EXTRACTED ENTRIES START

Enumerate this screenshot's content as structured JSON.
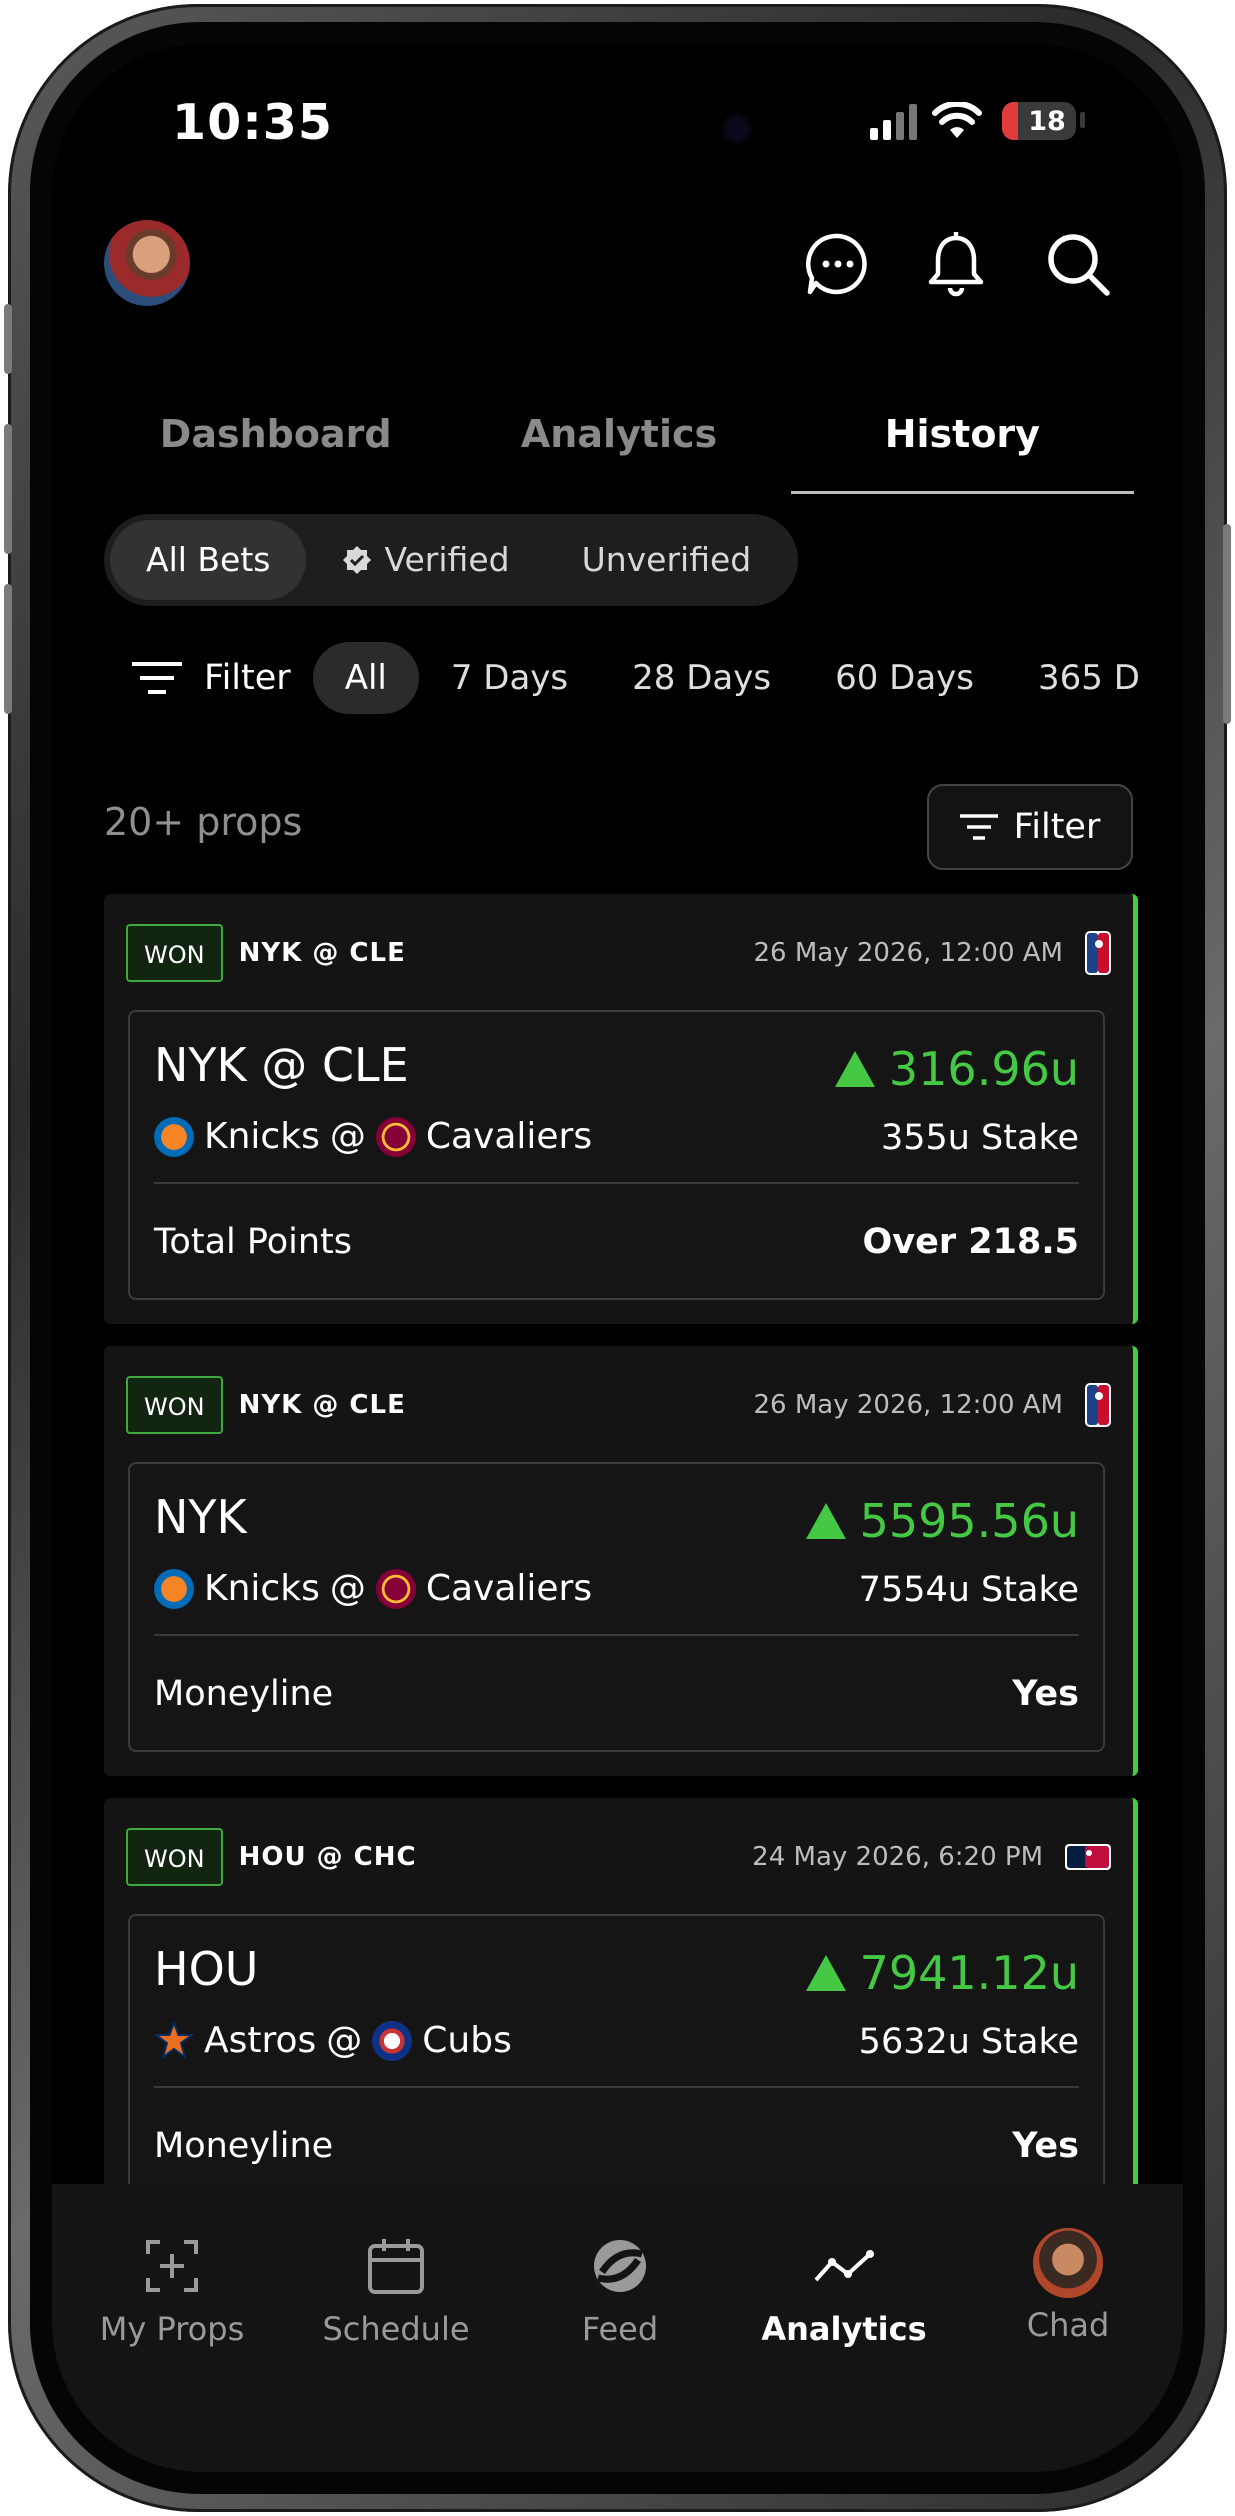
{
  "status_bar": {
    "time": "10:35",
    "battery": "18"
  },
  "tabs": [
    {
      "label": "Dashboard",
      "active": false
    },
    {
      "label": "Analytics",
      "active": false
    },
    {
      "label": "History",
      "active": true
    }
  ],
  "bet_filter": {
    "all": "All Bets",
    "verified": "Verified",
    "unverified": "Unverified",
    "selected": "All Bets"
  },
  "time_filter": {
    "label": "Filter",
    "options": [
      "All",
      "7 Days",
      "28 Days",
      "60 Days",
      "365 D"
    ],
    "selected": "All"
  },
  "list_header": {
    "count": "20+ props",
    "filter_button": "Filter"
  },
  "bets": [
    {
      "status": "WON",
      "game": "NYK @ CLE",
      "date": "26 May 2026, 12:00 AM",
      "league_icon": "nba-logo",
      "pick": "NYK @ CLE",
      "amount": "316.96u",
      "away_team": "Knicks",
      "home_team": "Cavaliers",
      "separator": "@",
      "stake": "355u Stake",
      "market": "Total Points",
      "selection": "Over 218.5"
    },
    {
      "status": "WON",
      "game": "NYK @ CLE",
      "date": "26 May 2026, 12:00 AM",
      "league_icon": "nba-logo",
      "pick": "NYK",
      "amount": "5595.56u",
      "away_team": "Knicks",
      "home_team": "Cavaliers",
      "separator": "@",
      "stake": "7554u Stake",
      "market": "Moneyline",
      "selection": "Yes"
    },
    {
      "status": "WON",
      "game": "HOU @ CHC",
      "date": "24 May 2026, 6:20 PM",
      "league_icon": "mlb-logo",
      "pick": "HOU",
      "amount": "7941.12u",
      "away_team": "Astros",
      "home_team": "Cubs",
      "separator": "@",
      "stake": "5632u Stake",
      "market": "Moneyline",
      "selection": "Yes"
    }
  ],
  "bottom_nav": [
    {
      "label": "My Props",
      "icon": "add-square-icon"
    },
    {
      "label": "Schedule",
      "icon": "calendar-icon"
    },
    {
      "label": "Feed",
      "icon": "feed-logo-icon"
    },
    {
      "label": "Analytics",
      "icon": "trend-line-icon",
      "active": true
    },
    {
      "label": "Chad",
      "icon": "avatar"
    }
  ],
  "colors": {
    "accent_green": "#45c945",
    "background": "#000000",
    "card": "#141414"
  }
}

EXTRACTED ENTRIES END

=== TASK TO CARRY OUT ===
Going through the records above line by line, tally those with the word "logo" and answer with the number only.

=== TASK SOLUTION ===
4